They talk about the NBA's new dress code, which is aimed at cleaning up the league's image. By and large the Suns are a dapper bunch, though Nash, their leader, perpetually looks as if he were headed for a Green Day gig. The respect and affection the staff has for Nash is endlessly evident: They love his competitiveness, his leadership, his smarts, his sense of humor and his absolute lack of pretension-in short, his ability to look like a hobo and play like a hero. "The bad news," says Mike, "is that Steve will be in violation even when he's dressed up."
When the conversation turns to Stoudemire, whose five-year, $73 million contract extension will be announced on Media Day, the coaches sound more like fans. "Last season he dunked on [the Houston Rockets'] Yao Ming and didn't even look at him," says Weber. "Yao is 7'6". How is that possible?"
"Yao wasn't looking at him, either," says Iavaroni. "He had his eyes closed in fear."
"I'm not sure his best dunk wasn't against Adonal Foyle in the Golden State game," says Gentry.
"The one against [the Minnesota Timberwolves' Michael] Olowokandi was better," counters Weber. "Olowokandi's 7'1" and his wingspan must be 9'6"."
"That doesn't count," says Gentry. "Olowokandi's a pussy."
"That's Gentry," Iavaroni says, turning to me. "G-e-n.... "
GETTING THE DRILL DOWN
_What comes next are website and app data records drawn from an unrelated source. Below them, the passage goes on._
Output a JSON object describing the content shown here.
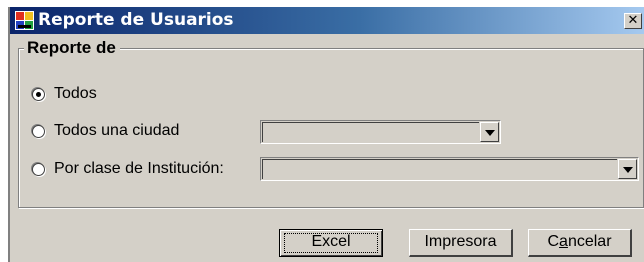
{
  "window": {
    "title": "Reporte de Usuarios",
    "close_label": "✕",
    "icon": "app-report-icon"
  },
  "group": {
    "legend": "Reporte de"
  },
  "options": [
    {
      "label": "Todos",
      "checked": true
    },
    {
      "label": "Todos una ciudad",
      "checked": false
    },
    {
      "label": "Por clase de Institución:",
      "checked": false
    }
  ],
  "combos": {
    "ciudad": {
      "value": ""
    },
    "clase_institucion": {
      "value": ""
    }
  },
  "buttons": {
    "excel": "Excel",
    "impresora": "Impresora",
    "cancelar_prefix": "C",
    "cancelar_mnemonic": "a",
    "cancelar_suffix": "ncelar"
  },
  "colors": {
    "title_gradient_start": "#0a246a",
    "title_gradient_end": "#a6caf0",
    "face": "#d4d0c8"
  }
}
It's 1 p.m., and the coaches are on the America West floor. The court had been taken up for a concert, and there are no lines on the concrete surface and no goals. "Stand here," Iavaroni tells me. "We'll pretend Jack is the low block."